The Victory Monument was constructed in 1941 by military dictator Plaek Pibulsongkhram to commemorate the 59 Thais who lost their lives in the short and inconclusive Franco-Thai War. It resulted in Thailand annexing some territories in western Cambodia and northern and southern Laos. However, Pibulsongkhram was kicked out in 1944 and the patch of land gained by Thailand was handed back to Laos and Cambodia in 1945, making the 'victory' a little hollow. These days this spiky Bangkok landmark is better known as Bangkok's largest local bus hub. If traveling north by Skytrain, you'll be treated to a 180-degree curving panorama of the monument, and this is the best view you can get as actually reaching the base of the monument would require passing through a triple-laned traffic circle maelstrom of buses.
The Suan Pakkad Palace is a complex of five Thai-style houses which were once the residence of one of Thailand's leading art collectors, Prince Chumbhot of Nagara Svarga
Definitely off the tourist trail, this more or less deserted temple shows how local residents practise their religion
Right at the banks of the Chao Phraya River is this classical Venetian-style building from the Danish East Asiatic Company
Portuguese descendants of the early traders in Ayutthaya first settled at the other bank of the river in Thonburi (at the site of the Santa Cruz Church), but gradually moved towards the other bank of the river
The Baiyoke Tower II is the tallest tower in Bangkok, soaring 304-metres into the sky
The Bangkok Dolls Museum displays a collection of about 400 dolls from around the world
Pantip Plaza is one of the best places in Bangkok for good deals on electronics and IT equipment
This is the oldest charitable society of Bangkok, founded in 1902 by Chinese immigrants in Thailand

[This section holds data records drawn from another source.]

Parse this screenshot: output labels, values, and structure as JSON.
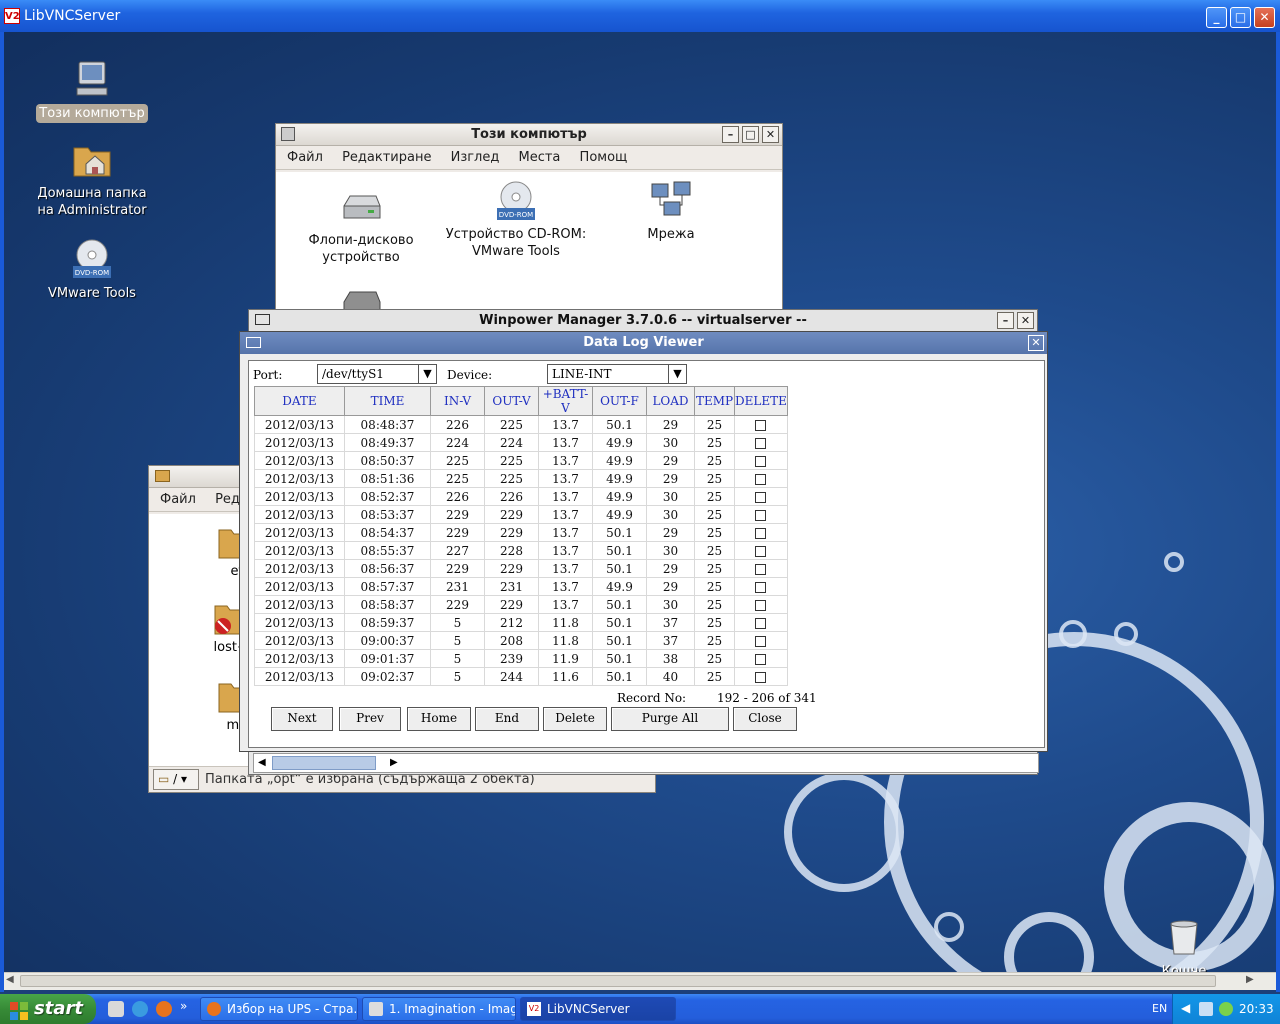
{
  "vnc_window": {
    "title": "LibVNCServer",
    "logo": "V2"
  },
  "desktop_icons": [
    {
      "label": "Този компютър"
    },
    {
      "label": "Домашна папка на Administrator"
    },
    {
      "label": "VMware Tools",
      "badge": "DVD-ROM"
    }
  ],
  "computer_window": {
    "title": "Този компютър",
    "menu": [
      "Файл",
      "Редактиране",
      "Изглед",
      "Места",
      "Помощ"
    ],
    "items": [
      {
        "label": "Флопи-дисково устройство"
      },
      {
        "label": "Устройство CD-ROM: VMware Tools",
        "badge": "DVD-ROM"
      },
      {
        "label": "Мрежа"
      }
    ]
  },
  "file_window": {
    "menu": [
      "Файл",
      "Реда"
    ],
    "items": [
      "et",
      "lost+f",
      "mn"
    ],
    "path_button": "/",
    "status": "Папката „opt“ е избрана (съдържаща 2 обекта)"
  },
  "winpower": {
    "title": "Winpower Manager 3.7.0.6 -- virtualserver --"
  },
  "data_log_viewer": {
    "title": "Data Log Viewer",
    "port_label": "Port:",
    "port_value": "/dev/ttyS1",
    "device_label": "Device:",
    "device_value": "LINE-INT",
    "columns": [
      "DATE",
      "TIME",
      "IN-V",
      "OUT-V",
      "+BATT-V",
      "OUT-F",
      "LOAD",
      "TEMP",
      "DELETE"
    ],
    "rows": [
      [
        "2012/03/13",
        "08:48:37",
        "226",
        "225",
        "13.7",
        "50.1",
        "29",
        "25"
      ],
      [
        "2012/03/13",
        "08:49:37",
        "224",
        "224",
        "13.7",
        "49.9",
        "30",
        "25"
      ],
      [
        "2012/03/13",
        "08:50:37",
        "225",
        "225",
        "13.7",
        "49.9",
        "29",
        "25"
      ],
      [
        "2012/03/13",
        "08:51:36",
        "225",
        "225",
        "13.7",
        "49.9",
        "29",
        "25"
      ],
      [
        "2012/03/13",
        "08:52:37",
        "226",
        "226",
        "13.7",
        "49.9",
        "30",
        "25"
      ],
      [
        "2012/03/13",
        "08:53:37",
        "229",
        "229",
        "13.7",
        "49.9",
        "30",
        "25"
      ],
      [
        "2012/03/13",
        "08:54:37",
        "229",
        "229",
        "13.7",
        "50.1",
        "29",
        "25"
      ],
      [
        "2012/03/13",
        "08:55:37",
        "227",
        "228",
        "13.7",
        "50.1",
        "30",
        "25"
      ],
      [
        "2012/03/13",
        "08:56:37",
        "229",
        "229",
        "13.7",
        "50.1",
        "29",
        "25"
      ],
      [
        "2012/03/13",
        "08:57:37",
        "231",
        "231",
        "13.7",
        "49.9",
        "29",
        "25"
      ],
      [
        "2012/03/13",
        "08:58:37",
        "229",
        "229",
        "13.7",
        "50.1",
        "30",
        "25"
      ],
      [
        "2012/03/13",
        "08:59:37",
        "5",
        "212",
        "11.8",
        "50.1",
        "37",
        "25"
      ],
      [
        "2012/03/13",
        "09:00:37",
        "5",
        "208",
        "11.8",
        "50.1",
        "37",
        "25"
      ],
      [
        "2012/03/13",
        "09:01:37",
        "5",
        "239",
        "11.9",
        "50.1",
        "38",
        "25"
      ],
      [
        "2012/03/13",
        "09:02:37",
        "5",
        "244",
        "11.6",
        "50.1",
        "40",
        "25"
      ]
    ],
    "record_label": "Record No:",
    "record_value": "192 - 206 of 341",
    "buttons": [
      "Next",
      "Prev",
      "Home",
      "End",
      "Delete",
      "Purge All",
      "Close"
    ]
  },
  "recycle_bin": {
    "label": "Кошче"
  },
  "taskbar": {
    "start": "start",
    "tasks": [
      "Избор на UPS - Стра...",
      "1. Imagination - Imag...",
      "LibVNCServer"
    ],
    "lang": "EN",
    "clock": "20:33"
  },
  "colors": {
    "desktop": "#1f4b8c",
    "taskbar": "#245edb",
    "title_dlv": "#5674ab",
    "header_text": "#1f2fc0"
  }
}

The exhibition features a collection of old and modern items that were used every day by both townspeople and villagers